Tammi: It has strengthened them by far. [Especially] moving the totem poles, moving the artwork, seeing those poles up close. Because you always looked up to them waaaay up high and you saw them but you didn’t really get to see them. We got to touch them and clean them and feel them. We’re so proud of them…we feel connected. At least I feel connected. We got done moving the [undersea] bear totem…We moved him from the back of the house all the way over [next to the Eagle totem]. It took us 3 ½ hours and we worked non-stop. We did it by hand and by pulley - 3 women, 2 men. It was great. Great teamwork but it was nerve wracking because it was really muddy out there. Anyway, we got done and we were pooped and nervous so we sat down at the very take a 5 minute break. We sat down and this eagle comes flying down…right over the top [of us] and landed in the cottonwood behind [Chief] Shakes [House]. And then a raven comes in and lands on the tree too. It was just crazy. It was balanced. They sat there for about 10 minutes and then they left and we continued on. I think was a sign. So it just strengthens my feeling towards my culture, my people. I’m so happy to be doing this. I feel blessed.

Thursday, October 6, 2011

Shakes Island is Wrangell's Island

Even though Shakes Island is technically owned by the Wrangell Cooperative Association, all of Wrangell feels ownership of the island. Its location in the center of the harbor puts it in the center of maritime activities. You can see it from most places in town, from the top of Mt. Dewey and from the highway driving into town. It has been a place to hold picnics, go swimming, take our visiting friends, and even to party. But most of all, it is a daily reminder of our Tlingit heritage. Wrangell, as Wayne Price so aptly says, is “an unrecognized stronghold of Tlingit culture.” Maybe because we see this heritage every day as we drive around town – from Shakes Island to the totem park to the artwork at the bank to the petroglyphs to the faces of our family and friends, we don’t recognize this.

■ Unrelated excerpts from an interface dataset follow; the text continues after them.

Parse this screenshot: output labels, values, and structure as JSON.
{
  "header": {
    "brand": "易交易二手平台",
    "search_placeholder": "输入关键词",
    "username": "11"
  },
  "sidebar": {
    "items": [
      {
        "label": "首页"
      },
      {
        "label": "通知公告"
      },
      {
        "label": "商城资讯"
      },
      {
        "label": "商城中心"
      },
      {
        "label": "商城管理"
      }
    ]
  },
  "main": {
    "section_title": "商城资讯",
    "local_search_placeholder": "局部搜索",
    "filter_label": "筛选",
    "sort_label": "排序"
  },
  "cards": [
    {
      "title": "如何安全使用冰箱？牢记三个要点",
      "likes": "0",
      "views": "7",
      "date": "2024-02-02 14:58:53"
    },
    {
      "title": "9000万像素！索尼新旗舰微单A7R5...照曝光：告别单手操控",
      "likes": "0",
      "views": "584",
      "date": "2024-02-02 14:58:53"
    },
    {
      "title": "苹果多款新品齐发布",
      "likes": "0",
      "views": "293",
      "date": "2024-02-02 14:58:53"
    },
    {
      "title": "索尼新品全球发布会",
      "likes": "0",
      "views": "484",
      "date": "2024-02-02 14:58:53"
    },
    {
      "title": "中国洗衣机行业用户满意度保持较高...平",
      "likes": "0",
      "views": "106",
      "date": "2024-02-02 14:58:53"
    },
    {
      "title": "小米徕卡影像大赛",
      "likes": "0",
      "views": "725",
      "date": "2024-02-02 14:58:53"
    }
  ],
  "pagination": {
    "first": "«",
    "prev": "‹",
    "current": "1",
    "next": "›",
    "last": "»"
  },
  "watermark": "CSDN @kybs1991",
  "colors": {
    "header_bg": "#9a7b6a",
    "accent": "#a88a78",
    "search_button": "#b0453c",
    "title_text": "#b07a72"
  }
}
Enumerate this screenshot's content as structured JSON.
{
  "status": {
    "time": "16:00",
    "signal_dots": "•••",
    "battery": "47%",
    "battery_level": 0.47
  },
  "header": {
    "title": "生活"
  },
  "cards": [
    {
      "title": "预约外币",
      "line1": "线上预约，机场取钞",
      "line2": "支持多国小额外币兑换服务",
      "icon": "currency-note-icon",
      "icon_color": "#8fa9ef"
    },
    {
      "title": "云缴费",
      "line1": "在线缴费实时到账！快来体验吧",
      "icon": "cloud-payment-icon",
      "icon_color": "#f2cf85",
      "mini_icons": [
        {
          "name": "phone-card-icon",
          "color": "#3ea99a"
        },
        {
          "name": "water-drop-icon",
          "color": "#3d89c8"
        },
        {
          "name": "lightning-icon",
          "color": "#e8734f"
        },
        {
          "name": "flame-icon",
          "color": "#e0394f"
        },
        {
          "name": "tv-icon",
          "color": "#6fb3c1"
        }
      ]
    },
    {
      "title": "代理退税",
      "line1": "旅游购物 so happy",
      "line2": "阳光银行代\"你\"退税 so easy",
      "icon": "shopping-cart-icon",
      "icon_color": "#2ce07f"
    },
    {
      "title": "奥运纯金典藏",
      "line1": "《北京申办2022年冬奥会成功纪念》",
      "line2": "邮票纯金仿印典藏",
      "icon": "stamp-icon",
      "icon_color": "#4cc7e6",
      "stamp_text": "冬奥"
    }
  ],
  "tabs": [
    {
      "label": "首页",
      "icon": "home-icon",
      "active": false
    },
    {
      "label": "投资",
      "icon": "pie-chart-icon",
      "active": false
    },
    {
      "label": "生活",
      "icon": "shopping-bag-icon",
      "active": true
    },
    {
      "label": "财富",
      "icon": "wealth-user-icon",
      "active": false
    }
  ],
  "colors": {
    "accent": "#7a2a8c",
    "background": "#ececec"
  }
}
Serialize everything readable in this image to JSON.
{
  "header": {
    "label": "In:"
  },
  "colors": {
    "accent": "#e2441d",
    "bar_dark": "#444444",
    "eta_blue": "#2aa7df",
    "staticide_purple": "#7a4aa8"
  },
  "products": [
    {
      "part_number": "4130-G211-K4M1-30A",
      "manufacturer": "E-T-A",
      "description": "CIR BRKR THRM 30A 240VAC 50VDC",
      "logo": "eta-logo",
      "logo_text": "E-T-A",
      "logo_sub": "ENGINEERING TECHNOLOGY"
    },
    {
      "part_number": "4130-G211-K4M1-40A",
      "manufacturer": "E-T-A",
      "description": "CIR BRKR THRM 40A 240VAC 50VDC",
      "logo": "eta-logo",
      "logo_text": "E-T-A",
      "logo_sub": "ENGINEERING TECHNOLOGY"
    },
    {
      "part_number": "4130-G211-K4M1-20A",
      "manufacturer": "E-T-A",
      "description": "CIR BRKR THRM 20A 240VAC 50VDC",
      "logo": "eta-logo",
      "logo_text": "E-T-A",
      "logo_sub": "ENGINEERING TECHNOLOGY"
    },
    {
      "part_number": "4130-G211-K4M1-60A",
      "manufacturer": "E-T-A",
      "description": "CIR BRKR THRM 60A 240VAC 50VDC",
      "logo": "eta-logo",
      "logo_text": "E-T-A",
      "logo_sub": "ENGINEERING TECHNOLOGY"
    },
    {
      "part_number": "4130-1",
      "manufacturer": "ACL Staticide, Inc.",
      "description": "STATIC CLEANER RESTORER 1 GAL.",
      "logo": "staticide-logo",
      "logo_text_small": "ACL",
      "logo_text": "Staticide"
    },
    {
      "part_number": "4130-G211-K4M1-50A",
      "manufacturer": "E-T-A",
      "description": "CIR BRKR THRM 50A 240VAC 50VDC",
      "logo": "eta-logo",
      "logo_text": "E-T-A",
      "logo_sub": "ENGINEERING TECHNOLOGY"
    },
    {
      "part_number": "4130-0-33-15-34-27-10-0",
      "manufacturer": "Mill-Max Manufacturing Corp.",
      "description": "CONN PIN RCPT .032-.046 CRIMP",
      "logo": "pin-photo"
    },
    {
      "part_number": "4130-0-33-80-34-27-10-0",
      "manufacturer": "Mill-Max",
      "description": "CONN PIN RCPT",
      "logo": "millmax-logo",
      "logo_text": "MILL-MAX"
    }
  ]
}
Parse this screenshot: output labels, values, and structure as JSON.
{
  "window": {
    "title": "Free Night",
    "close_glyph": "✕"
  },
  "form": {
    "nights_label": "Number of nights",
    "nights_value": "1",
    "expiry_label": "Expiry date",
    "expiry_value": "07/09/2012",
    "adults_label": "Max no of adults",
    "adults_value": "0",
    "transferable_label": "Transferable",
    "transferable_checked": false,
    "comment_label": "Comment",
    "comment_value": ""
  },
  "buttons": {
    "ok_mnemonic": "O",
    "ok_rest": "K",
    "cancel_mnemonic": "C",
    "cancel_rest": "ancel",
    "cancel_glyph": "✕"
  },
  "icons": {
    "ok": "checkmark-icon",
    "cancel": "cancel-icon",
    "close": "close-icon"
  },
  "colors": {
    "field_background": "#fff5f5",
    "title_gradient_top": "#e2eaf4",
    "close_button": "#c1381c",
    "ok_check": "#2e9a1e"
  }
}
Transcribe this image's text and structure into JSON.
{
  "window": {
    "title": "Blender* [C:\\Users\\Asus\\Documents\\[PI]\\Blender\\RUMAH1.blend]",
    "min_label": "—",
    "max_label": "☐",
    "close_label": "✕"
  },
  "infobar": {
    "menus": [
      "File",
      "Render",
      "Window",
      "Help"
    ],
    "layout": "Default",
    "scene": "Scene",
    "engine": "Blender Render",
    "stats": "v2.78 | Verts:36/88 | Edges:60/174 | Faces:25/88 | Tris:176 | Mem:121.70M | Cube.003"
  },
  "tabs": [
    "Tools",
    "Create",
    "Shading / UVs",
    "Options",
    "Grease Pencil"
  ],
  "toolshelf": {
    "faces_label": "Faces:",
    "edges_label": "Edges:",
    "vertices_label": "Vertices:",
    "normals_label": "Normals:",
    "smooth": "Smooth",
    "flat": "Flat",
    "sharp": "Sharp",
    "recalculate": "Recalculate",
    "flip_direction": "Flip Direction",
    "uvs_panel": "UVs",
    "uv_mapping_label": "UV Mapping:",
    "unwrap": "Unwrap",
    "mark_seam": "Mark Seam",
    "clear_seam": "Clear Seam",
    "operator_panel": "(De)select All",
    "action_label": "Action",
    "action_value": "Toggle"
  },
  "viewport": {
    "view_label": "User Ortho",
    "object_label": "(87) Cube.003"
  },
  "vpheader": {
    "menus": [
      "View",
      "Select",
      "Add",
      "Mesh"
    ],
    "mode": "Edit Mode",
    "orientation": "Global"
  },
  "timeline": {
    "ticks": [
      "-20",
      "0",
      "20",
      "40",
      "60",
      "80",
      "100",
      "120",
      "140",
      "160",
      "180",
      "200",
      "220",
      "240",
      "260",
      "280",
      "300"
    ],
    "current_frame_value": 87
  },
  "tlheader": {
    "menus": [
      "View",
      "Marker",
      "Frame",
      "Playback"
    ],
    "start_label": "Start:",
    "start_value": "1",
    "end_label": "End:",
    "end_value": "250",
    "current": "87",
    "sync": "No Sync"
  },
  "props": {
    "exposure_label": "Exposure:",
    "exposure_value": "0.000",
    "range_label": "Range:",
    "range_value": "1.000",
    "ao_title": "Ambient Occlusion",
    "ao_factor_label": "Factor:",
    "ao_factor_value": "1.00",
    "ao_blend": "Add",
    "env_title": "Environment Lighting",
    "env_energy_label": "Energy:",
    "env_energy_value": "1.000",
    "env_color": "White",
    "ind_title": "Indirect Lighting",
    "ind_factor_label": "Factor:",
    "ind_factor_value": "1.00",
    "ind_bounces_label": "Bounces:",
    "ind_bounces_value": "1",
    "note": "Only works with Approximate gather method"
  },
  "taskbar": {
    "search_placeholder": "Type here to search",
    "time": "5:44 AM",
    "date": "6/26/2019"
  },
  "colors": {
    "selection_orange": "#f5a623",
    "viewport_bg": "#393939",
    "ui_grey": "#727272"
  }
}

Hopefully, this project will help us see with new eyes that our Tlingit heritage is precious and needs to be not just preserved but reawakened and renewed in the light of a new century.
As always, Wrangell is proud of our island. Usually we mean this to be Wrangell Island. But we’re also proud of Shakes Island. It’s our island too.
Learn more at